This week's quote was, once more, taken from Pride & Prejudice. Chapter 18 of Volume III (Chapter 60) in which Elizabeth and Darcy had confessed their love towards each other and Lizzy wrote a letter to Mrs Gardiner.

``I would have thanked you before, my dear aunt, as I ought to have done, for your long, kind, satisfactory, detail of particulars; but to say the truth, I was too cross to write. You supposed more than really existed. But now suppose as much as you chuse; give a loose to your fancy, indulge your imagination in every possible flight which the subject will afford, and unless you believe me actually married, you cannot greatly err.''

The context of this week's quote is the bolded phrase. Indulge your imagination in every possible flight. I feel it very relatable to me, for I had several problems last week (among others the final break down of my personal laptop) which made me cry big time today (well, not because of the laptop). But I felt better afterwards and started to look forward for better days. As my partner wisely put: when you have a bad day, just know that tomorrow will definitely be better.

Well, let's hope so. And that's what imagination is for.
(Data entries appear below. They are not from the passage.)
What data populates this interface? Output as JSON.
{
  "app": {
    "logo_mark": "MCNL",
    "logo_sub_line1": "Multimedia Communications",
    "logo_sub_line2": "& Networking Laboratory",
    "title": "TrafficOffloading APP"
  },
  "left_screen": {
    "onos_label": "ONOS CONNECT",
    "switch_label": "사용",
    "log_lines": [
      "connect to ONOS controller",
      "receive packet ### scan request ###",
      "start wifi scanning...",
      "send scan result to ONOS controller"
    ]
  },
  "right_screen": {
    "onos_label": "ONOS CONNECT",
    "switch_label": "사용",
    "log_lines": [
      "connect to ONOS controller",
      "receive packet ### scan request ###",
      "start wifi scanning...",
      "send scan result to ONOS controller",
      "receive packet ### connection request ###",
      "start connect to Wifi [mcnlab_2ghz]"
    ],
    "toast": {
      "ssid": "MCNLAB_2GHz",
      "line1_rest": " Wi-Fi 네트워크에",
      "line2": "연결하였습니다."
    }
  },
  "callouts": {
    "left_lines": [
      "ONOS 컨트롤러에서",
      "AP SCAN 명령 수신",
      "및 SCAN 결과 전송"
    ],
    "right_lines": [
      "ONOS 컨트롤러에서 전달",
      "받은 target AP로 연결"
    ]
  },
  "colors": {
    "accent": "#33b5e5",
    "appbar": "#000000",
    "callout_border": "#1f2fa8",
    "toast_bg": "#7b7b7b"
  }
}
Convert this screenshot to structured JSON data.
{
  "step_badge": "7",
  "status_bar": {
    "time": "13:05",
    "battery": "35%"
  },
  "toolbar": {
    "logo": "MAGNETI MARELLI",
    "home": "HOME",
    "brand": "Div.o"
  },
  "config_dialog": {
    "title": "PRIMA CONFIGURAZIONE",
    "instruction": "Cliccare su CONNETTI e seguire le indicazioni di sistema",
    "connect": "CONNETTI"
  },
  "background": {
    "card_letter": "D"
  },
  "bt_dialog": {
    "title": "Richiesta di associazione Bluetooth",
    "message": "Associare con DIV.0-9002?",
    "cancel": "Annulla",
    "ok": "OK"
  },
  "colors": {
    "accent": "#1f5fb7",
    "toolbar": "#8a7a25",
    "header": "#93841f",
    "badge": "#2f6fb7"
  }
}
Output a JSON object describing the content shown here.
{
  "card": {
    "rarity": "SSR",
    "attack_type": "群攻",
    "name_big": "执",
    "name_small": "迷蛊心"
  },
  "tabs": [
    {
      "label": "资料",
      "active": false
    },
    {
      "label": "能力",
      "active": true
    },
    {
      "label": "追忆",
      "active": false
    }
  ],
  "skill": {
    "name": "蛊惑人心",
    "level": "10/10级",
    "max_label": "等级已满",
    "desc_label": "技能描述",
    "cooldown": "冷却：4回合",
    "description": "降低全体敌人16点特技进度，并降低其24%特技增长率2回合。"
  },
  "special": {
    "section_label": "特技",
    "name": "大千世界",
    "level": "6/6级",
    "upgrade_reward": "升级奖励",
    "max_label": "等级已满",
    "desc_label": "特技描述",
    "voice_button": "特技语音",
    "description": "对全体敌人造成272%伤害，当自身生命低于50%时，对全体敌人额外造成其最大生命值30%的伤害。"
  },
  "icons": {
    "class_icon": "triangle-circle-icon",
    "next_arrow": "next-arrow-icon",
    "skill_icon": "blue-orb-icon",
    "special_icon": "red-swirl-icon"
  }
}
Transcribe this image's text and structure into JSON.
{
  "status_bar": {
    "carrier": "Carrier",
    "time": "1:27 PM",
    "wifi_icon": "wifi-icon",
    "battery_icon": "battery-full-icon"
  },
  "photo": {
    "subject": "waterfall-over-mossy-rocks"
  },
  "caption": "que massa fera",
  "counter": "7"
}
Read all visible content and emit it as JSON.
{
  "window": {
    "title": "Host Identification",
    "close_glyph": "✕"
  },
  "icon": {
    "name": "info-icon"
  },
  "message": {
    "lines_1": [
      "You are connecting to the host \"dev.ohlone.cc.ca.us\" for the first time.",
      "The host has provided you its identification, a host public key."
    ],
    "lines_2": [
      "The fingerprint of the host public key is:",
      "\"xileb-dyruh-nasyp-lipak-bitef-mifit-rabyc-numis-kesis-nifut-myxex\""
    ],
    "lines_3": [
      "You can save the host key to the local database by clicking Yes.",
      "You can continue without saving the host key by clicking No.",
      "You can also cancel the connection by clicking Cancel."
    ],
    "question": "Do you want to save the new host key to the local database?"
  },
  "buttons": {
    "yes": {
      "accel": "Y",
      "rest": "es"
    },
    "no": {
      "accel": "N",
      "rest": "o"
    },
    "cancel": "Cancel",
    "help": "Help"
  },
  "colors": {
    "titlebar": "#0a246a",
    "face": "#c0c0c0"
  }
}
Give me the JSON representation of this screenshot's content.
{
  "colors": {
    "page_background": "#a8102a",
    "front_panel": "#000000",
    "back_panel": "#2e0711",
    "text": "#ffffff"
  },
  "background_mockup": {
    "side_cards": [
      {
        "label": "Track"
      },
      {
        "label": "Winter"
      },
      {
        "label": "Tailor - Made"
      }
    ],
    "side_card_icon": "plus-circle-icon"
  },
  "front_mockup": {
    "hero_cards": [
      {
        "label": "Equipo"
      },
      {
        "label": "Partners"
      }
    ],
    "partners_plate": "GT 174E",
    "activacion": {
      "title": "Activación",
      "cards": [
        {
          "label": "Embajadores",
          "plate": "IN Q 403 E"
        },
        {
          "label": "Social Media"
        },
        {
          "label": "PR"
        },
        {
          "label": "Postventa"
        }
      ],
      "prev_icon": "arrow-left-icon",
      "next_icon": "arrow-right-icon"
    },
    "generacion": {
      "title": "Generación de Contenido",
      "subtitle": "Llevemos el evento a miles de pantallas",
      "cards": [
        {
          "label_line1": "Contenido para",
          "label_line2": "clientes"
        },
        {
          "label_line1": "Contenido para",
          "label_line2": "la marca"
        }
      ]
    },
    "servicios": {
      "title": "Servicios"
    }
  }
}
Pic: found it over the internet last year, but I was careless not to note the source. Will search for it later... my apologies...

Saturday, 2 April 2011

Jane Austen Quote of the Week - Week 146

Since we are on the subjects of cakes, I did a bit more research on ‘sponge cakes’. The word ‘cake’ is mentioned once in Pride and Prejudice, Mansfield Park, and Persuasion. Emma has 3 mentions and Sense and Sensibility and Northanger Abbey does not have any. Here is the one from Pride and Prejudice, Chapter 45 where Elizabeth finds herself visiting at Pemberley:

The next variation which their visit afforded was produced by the entrance of servants with cold meat, cake, and a variety of all the finest fruits in season; but this did not take place till after many a significant look and smile from Mrs. Annesley to Miss Darcy had been given, to remind her of her post. There was now employment for the whole party -- for though they could not all talk, they could all eat; and the beautiful pyramids of grapes, nectarines, and peaches soon collected them round the table.

The fruit is interesting also, especially the nectarines. I would not have thought that they were around way back then.

Next I did find a recipe for “Aunt Norris’ Spunge Cake” in the on line magazine from the Jane Austen Centre seen here: Recipe. This recipe is said to be from Raffald’s book quoted below, but I could not find that recipe in the original edition.

The reference on that page led me to look it up and here is the complete title “The Experienced English House-keeper, For the Use and Ease of Ladies, House-keepers, Cooks, &c. Wrote purely from PRACTICE, And dedicated to the Hon. Lady Elizabeth Warburton” by Elizabeth Raffald, and published in 1769. It has a recipe for ‘Spunge Biscuits’ and just to give you some idea of what all is involved, I’ll copy the recipe here from the Google copy of 1769:

Beat the Yolks of twelve Eggs half an Hour, put in a Pound and a half of Sugar beat and sifted, Whisk it well up ‘till you see it rise in Bubbles, beat the Whites to a strong Froth, Whisk them well with your Sugar and Yolks, beat in fourteen Ounces of Flour, with the Rinds of two Lemons grated, bake them in Tin Moulds buttered, or Coffins; they require an hot Oven, the Mouth must not be stopped, when you put them into the Oven, dust them with Sugar; they will take half an Hour baking.

This is beginning to sound like what we call “sponge cake” today, but please don’t ask me to explain ‘Coffins’ or ‘the Mouth must not be stopped’ because I have no idea. Whew, what a journey, and they did all this without the benefit of our electric kitchen gadgets.

Linda the Librarian